◆ Brief ◆
Go through the entries and copy every one exactly.

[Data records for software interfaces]

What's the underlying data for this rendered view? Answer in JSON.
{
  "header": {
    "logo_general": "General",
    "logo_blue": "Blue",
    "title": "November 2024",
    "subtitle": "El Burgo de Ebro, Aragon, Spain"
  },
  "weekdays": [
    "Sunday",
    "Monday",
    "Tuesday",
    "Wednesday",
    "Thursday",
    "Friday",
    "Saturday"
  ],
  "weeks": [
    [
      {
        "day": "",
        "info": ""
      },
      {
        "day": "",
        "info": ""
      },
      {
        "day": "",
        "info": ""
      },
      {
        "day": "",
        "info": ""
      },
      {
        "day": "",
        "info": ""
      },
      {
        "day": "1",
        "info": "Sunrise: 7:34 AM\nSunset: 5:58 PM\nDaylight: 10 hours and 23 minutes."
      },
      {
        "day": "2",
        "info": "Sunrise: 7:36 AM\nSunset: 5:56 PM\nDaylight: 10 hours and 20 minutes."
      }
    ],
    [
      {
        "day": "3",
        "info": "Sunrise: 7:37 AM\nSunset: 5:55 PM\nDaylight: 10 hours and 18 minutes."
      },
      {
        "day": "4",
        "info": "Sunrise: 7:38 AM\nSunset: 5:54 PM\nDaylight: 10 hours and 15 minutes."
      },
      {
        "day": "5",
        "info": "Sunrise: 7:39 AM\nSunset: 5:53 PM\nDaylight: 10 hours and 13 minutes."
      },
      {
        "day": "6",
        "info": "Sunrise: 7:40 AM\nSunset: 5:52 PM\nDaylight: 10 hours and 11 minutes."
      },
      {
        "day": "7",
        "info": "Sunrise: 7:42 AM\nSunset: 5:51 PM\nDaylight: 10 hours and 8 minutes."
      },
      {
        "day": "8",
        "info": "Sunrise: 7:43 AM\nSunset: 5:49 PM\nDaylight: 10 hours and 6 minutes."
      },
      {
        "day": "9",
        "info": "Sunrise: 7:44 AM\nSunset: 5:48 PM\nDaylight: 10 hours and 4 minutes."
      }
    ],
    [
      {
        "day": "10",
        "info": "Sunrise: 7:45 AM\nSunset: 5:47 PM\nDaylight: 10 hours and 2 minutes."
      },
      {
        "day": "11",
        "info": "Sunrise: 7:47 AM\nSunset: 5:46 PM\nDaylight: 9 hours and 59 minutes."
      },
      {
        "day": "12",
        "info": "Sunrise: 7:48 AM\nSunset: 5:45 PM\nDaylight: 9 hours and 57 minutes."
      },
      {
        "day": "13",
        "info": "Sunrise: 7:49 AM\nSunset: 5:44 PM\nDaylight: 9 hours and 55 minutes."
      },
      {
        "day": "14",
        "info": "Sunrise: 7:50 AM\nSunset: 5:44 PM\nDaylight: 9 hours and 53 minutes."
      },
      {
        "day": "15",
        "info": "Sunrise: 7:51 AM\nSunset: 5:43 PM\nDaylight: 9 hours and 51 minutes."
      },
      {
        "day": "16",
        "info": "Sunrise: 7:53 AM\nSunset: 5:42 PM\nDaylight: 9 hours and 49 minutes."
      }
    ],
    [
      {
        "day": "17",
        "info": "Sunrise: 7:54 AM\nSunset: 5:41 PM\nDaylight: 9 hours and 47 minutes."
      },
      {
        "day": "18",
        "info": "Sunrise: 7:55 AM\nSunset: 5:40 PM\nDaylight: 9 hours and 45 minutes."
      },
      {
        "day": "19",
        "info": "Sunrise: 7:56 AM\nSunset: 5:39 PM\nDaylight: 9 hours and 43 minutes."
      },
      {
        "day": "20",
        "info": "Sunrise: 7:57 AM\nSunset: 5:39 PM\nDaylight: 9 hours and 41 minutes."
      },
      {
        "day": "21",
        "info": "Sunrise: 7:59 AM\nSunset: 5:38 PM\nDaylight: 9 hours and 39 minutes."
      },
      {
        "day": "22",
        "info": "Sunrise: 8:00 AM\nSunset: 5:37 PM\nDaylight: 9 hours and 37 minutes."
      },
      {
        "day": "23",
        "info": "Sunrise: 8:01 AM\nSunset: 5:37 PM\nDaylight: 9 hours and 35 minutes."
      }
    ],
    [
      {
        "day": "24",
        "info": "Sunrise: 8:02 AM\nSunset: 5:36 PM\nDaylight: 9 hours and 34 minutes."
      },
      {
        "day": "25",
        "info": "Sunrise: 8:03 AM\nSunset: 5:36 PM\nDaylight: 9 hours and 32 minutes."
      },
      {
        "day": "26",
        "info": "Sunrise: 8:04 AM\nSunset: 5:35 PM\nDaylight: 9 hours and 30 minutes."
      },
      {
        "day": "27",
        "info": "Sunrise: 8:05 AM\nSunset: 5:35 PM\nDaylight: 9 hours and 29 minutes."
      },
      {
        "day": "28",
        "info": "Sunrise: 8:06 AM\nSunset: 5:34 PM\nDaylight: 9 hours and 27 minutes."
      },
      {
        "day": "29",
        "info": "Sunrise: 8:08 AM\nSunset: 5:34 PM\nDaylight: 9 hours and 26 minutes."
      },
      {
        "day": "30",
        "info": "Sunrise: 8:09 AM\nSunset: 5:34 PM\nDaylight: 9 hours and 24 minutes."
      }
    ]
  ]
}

◆ Response area ◆
What's the underlying data for this rendered view? Answer in JSON.
{
  "header": {
    "logo_general": "General",
    "logo_blue": "Blue",
    "title": "November 2024",
    "subtitle": "El Burgo de Ebro, Aragon, Spain"
  },
  "weekdays": [
    "Sunday",
    "Monday",
    "Tuesday",
    "Wednesday",
    "Thursday",
    "Friday",
    "Saturday"
  ],
  "weeks": [
    [
      {
        "day": "",
        "info": ""
      },
      {
        "day": "",
        "info": ""
      },
      {
        "day": "",
        "info": ""
      },
      {
        "day": "",
        "info": ""
      },
      {
        "day": "",
        "info": ""
      },
      {
        "day": "1",
        "info": "Sunrise: 7:34 AM\nSunset: 5:58 PM\nDaylight: 10 hours and 23 minutes."
      },
      {
        "day": "2",
        "info": "Sunrise: 7:36 AM\nSunset: 5:56 PM\nDaylight: 10 hours and 20 minutes."
      }
    ],
    [
      {
        "day": "3",
        "info": "Sunrise: 7:37 AM\nSunset: 5:55 PM\nDaylight: 10 hours and 18 minutes."
      },
      {
        "day": "4",
        "info": "Sunrise: 7:38 AM\nSunset: 5:54 PM\nDaylight: 10 hours and 15 minutes."
      },
      {
        "day": "5",
        "info": "Sunrise: 7:39 AM\nSunset: 5:53 PM\nDaylight: 10 hours and 13 minutes."
      },
      {
        "day": "6",
        "info": "Sunrise: 7:40 AM\nSunset: 5:52 PM\nDaylight: 10 hours and 11 minutes."
      },
      {
        "day": "7",
        "info": "Sunrise: 7:42 AM\nSunset: 5:51 PM\nDaylight: 10 hours and 8 minutes."
      },
      {
        "day": "8",
        "info": "Sunrise: 7:43 AM\nSunset: 5:49 PM\nDaylight: 10 hours and 6 minutes."
      },
      {
        "day": "9",
        "info": "Sunrise: 7:44 AM\nSunset: 5:48 PM\nDaylight: 10 hours and 4 minutes."
      }
    ],
    [
      {
        "day": "10",
        "info": "Sunrise: 7:45 AM\nSunset: 5:47 PM\nDaylight: 10 hours and 2 minutes."
      },
      {
        "day": "11",
        "info": "Sunrise: 7:47 AM\nSunset: 5:46 PM\nDaylight: 9 hours and 59 minutes."
      },
      {
        "day": "12",
        "info": "Sunrise: 7:48 AM\nSunset: 5:45 PM\nDaylight: 9 hours and 57 minutes."
      },
      {
        "day": "13",
        "info": "Sunrise: 7:49 AM\nSunset: 5:44 PM\nDaylight: 9 hours and 55 minutes."
      },
      {
        "day": "14",
        "info": "Sunrise: 7:50 AM\nSunset: 5:44 PM\nDaylight: 9 hours and 53 minutes."
      },
      {
        "day": "15",
        "info": "Sunrise: 7:51 AM\nSunset: 5:43 PM\nDaylight: 9 hours and 51 minutes."
      },
      {
        "day": "16",
        "info": "Sunrise: 7:53 AM\nSunset: 5:42 PM\nDaylight: 9 hours and 49 minutes."
      }
    ],
    [
      {
        "day": "17",
        "info": "Sunrise: 7:54 AM\nSunset: 5:41 PM\nDaylight: 9 hours and 47 minutes."
      },
      {
        "day": "18",
        "info": "Sunrise: 7:55 AM\nSunset: 5:40 PM\nDaylight: 9 hours and 45 minutes."
      },
      {
        "day": "19",
        "info": "Sunrise: 7:56 AM\nSunset: 5:39 PM\nDaylight: 9 hours and 43 minutes."
      },
      {
        "day": "20",
        "info": "Sunrise: 7:57 AM\nSunset: 5:39 PM\nDaylight: 9 hours and 41 minutes."
      },
      {
        "day": "21",
        "info": "Sunrise: 7:59 AM\nSunset: 5:38 PM\nDaylight: 9 hours and 39 minutes."
      },
      {
        "day": "22",
        "info": "Sunrise: 8:00 AM\nSunset: 5:37 PM\nDaylight: 9 hours and 37 minutes."
      },
      {
        "day": "23",
        "info": "Sunrise: 8:01 AM\nSunset: 5:37 PM\nDaylight: 9 hours and 35 minutes."
      }
    ],
    [
      {
        "day": "24",
        "info": "Sunrise: 8:02 AM\nSunset: 5:36 PM\nDaylight: 9 hours and 34 minutes."
      },
      {
        "day": "25",
        "info": "Sunrise: 8:03 AM\nSunset: 5:36 PM\nDaylight: 9 hours and 32 minutes."
      },
      {
        "day": "26",
        "info": "Sunrise: 8:04 AM\nSunset: 5:35 PM\nDaylight: 9 hours and 30 minutes."
      },
      {
        "day": "27",
        "info": "Sunrise: 8:05 AM\nSunset: 5:35 PM\nDaylight: 9 hours and 29 minutes."
      },
      {
        "day": "28",
        "info": "Sunrise: 8:06 AM\nSunset: 5:34 PM\nDaylight: 9 hours and 27 minutes."
      },
      {
        "day": "29",
        "info": "Sunrise: 8:08 AM\nSunset: 5:34 PM\nDaylight: 9 hours and 26 minutes."
      },
      {
        "day": "30",
        "info": "Sunrise: 8:09 AM\nSunset: 5:34 PM\nDaylight: 9 hours and 24 minutes."
      }
    ]
  ]
}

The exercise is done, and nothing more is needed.